◆ About this exercise ◆
Could you copy every entry exactly, dropping the pictures?
───
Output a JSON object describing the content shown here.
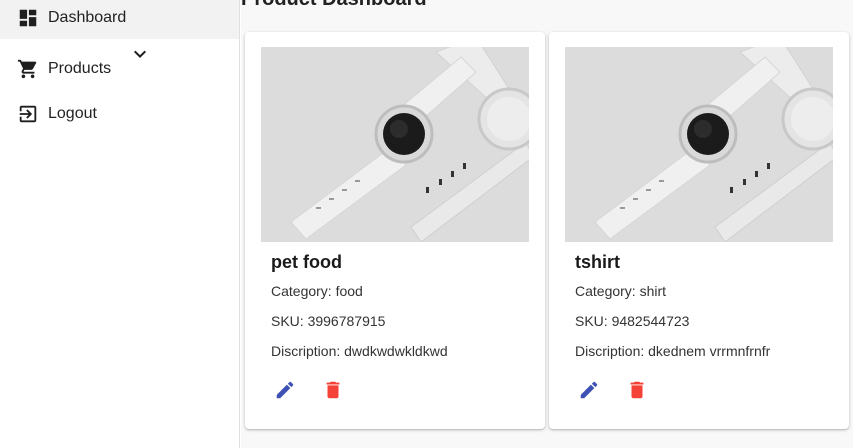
{
  "sidebar": {
    "items": [
      {
        "label": "Dashboard",
        "icon": "dashboard-icon"
      },
      {
        "label": "Products",
        "icon": "cart-icon"
      },
      {
        "label": "Logout",
        "icon": "logout-icon"
      }
    ]
  },
  "page": {
    "title": "Product Dashboard"
  },
  "products": [
    {
      "name": "pet food",
      "category": "Category: food",
      "sku": "SKU: 3996787915",
      "description": "Discription: dwdkwdwkldkwd",
      "image": "smartwatch-photo"
    },
    {
      "name": "tshirt",
      "category": "Category: shirt",
      "sku": "SKU: 9482544723",
      "description": "Discription: dkednem vrrmnfrnfr",
      "image": "smartwatch-photo"
    }
  ],
  "colors": {
    "edit": "#3f51b5",
    "delete": "#f44336",
    "sidebar_active": "#f2f2f2",
    "content_bg": "#f8f8f8"
  }
}
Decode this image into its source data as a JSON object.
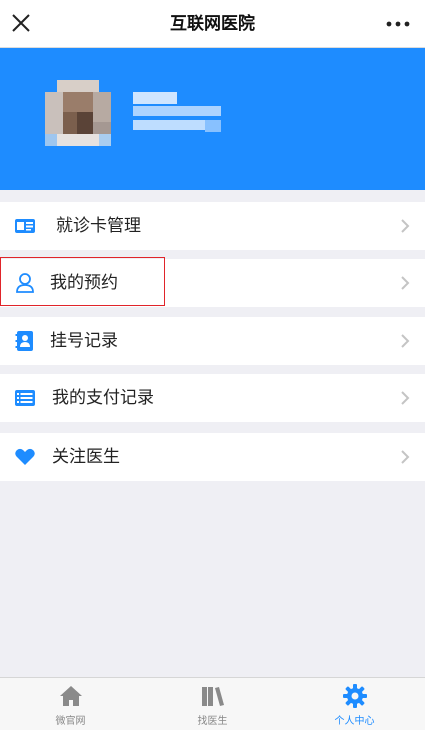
{
  "header": {
    "title": "互联网医院"
  },
  "menu": {
    "items": [
      {
        "label": "就诊卡管理",
        "icon": "id-card-icon"
      },
      {
        "label": "我的预约",
        "icon": "user-outline-icon"
      },
      {
        "label": "挂号记录",
        "icon": "contact-book-icon"
      },
      {
        "label": "我的支付记录",
        "icon": "list-card-icon"
      },
      {
        "label": "关注医生",
        "icon": "heart-icon"
      }
    ]
  },
  "tabbar": {
    "items": [
      {
        "label": "微官网",
        "icon": "home-icon",
        "active": false
      },
      {
        "label": "找医生",
        "icon": "books-icon",
        "active": false
      },
      {
        "label": "个人中心",
        "icon": "gear-icon",
        "active": true
      }
    ]
  },
  "colors": {
    "accent": "#1e8cff",
    "highlight_border": "#e0242a",
    "background": "#efeff4"
  }
}
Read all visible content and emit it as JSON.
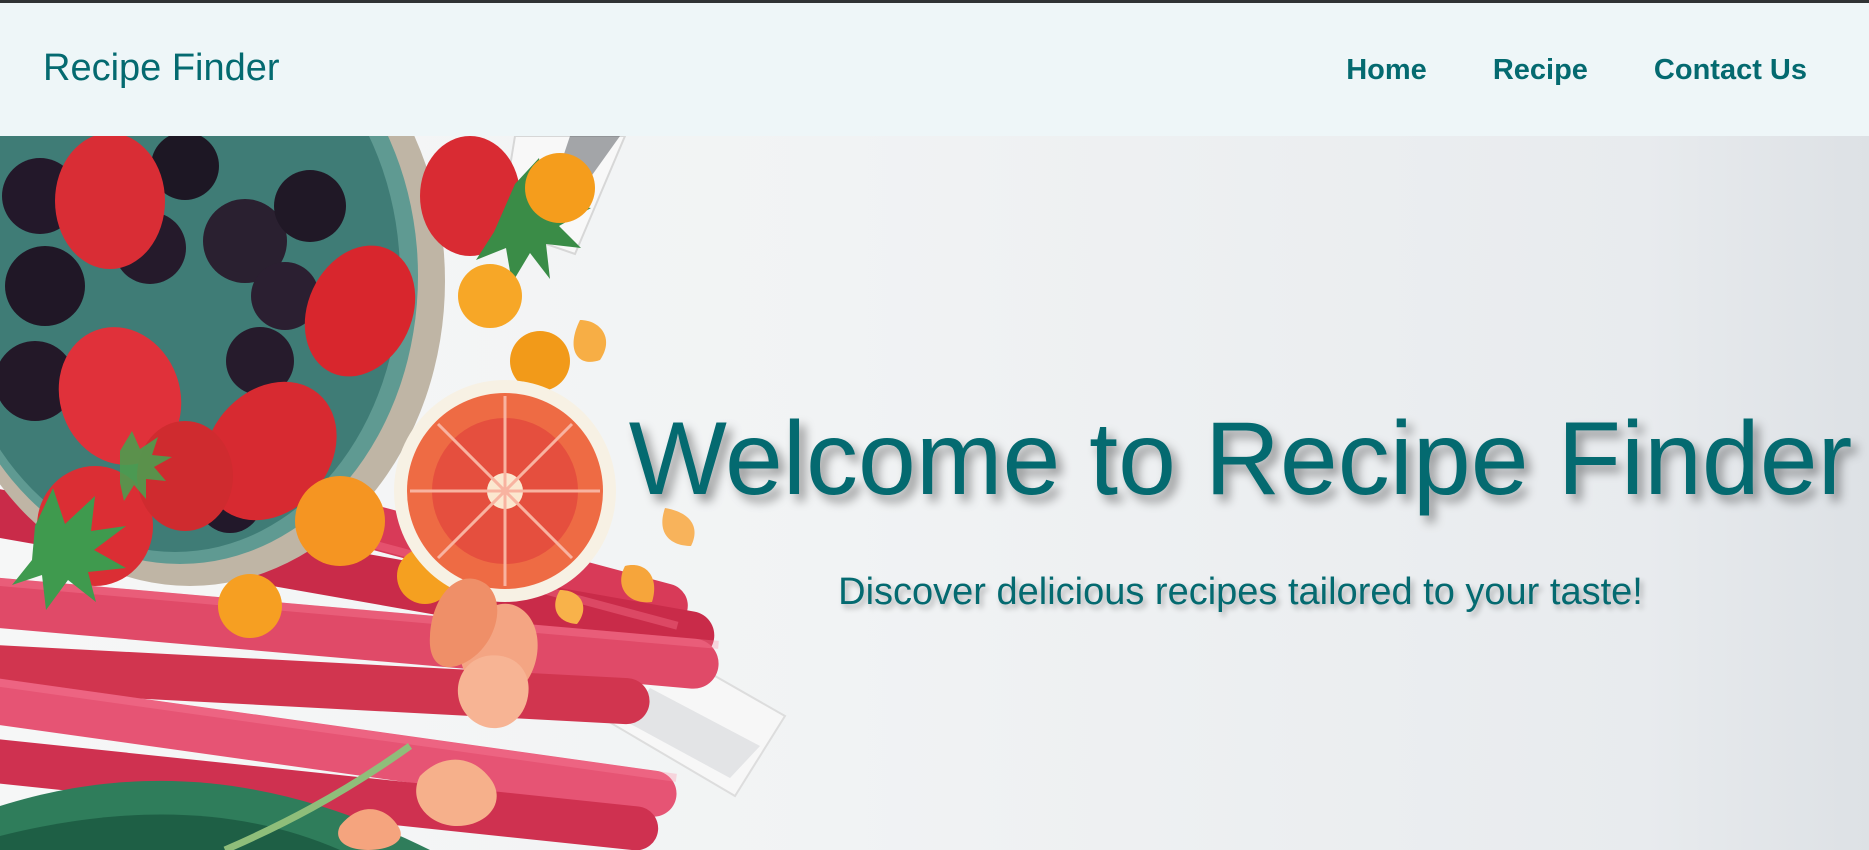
{
  "header": {
    "logo": "Recipe Finder",
    "nav": [
      "Home",
      "Recipe",
      "Contact Us"
    ]
  },
  "hero": {
    "title": "Welcome to Recipe Finder",
    "subtitle": "Discover delicious recipes tailored to your taste!",
    "image_subject": "fruit-bowl-strawberries-blackberries-citrus-rhubarb"
  },
  "colors": {
    "brand": "#046a70",
    "header_bg": "#eef6f8",
    "hero_bg": "#f1f3f4"
  }
}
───
◆ Written reply ◆
Output a JSON object describing the content shown here.
{
  "sidebar": {
    "items": [
      {
        "label": "Dashboard",
        "icon": "dashboard-icon"
      },
      {
        "label": "Products",
        "icon": "cart-icon"
      },
      {
        "label": "Logout",
        "icon": "logout-icon"
      }
    ]
  },
  "page": {
    "title": "Product Dashboard"
  },
  "products": [
    {
      "name": "pet food",
      "category": "Category: food",
      "sku": "SKU: 3996787915",
      "description": "Discription: dwdkwdwkldkwd",
      "image": "smartwatch-photo"
    },
    {
      "name": "tshirt",
      "category": "Category: shirt",
      "sku": "SKU: 9482544723",
      "description": "Discription: dkednem vrrmnfrnfr",
      "image": "smartwatch-photo"
    }
  ],
  "colors": {
    "edit": "#3f51b5",
    "delete": "#f44336",
    "sidebar_active": "#f2f2f2",
    "content_bg": "#f8f8f8"
  }
}
Decode this image into its source data as a JSON object.
{
  "header": {
    "title": "互联网医院"
  },
  "menu": {
    "items": [
      {
        "label": "就诊卡管理",
        "icon": "id-card-icon"
      },
      {
        "label": "我的预约",
        "icon": "user-outline-icon"
      },
      {
        "label": "挂号记录",
        "icon": "contact-book-icon"
      },
      {
        "label": "我的支付记录",
        "icon": "list-card-icon"
      },
      {
        "label": "关注医生",
        "icon": "heart-icon"
      }
    ]
  },
  "tabbar": {
    "items": [
      {
        "label": "微官网",
        "icon": "home-icon",
        "active": false
      },
      {
        "label": "找医生",
        "icon": "books-icon",
        "active": false
      },
      {
        "label": "个人中心",
        "icon": "gear-icon",
        "active": true
      }
    ]
  },
  "colors": {
    "accent": "#1e8cff",
    "highlight_border": "#e0242a",
    "background": "#efeff4"
  }
}
Read all visible content and emit it as JSON.
{
  "header": {
    "logo": "Recipe Finder",
    "nav": [
      "Home",
      "Recipe",
      "Contact Us"
    ]
  },
  "hero": {
    "title": "Welcome to Recipe Finder",
    "subtitle": "Discover delicious recipes tailored to your taste!",
    "image_subject": "fruit-bowl-strawberries-blackberries-citrus-rhubarb"
  },
  "colors": {
    "brand": "#046a70",
    "header_bg": "#eef6f8",
    "hero_bg": "#f1f3f4"
  }
}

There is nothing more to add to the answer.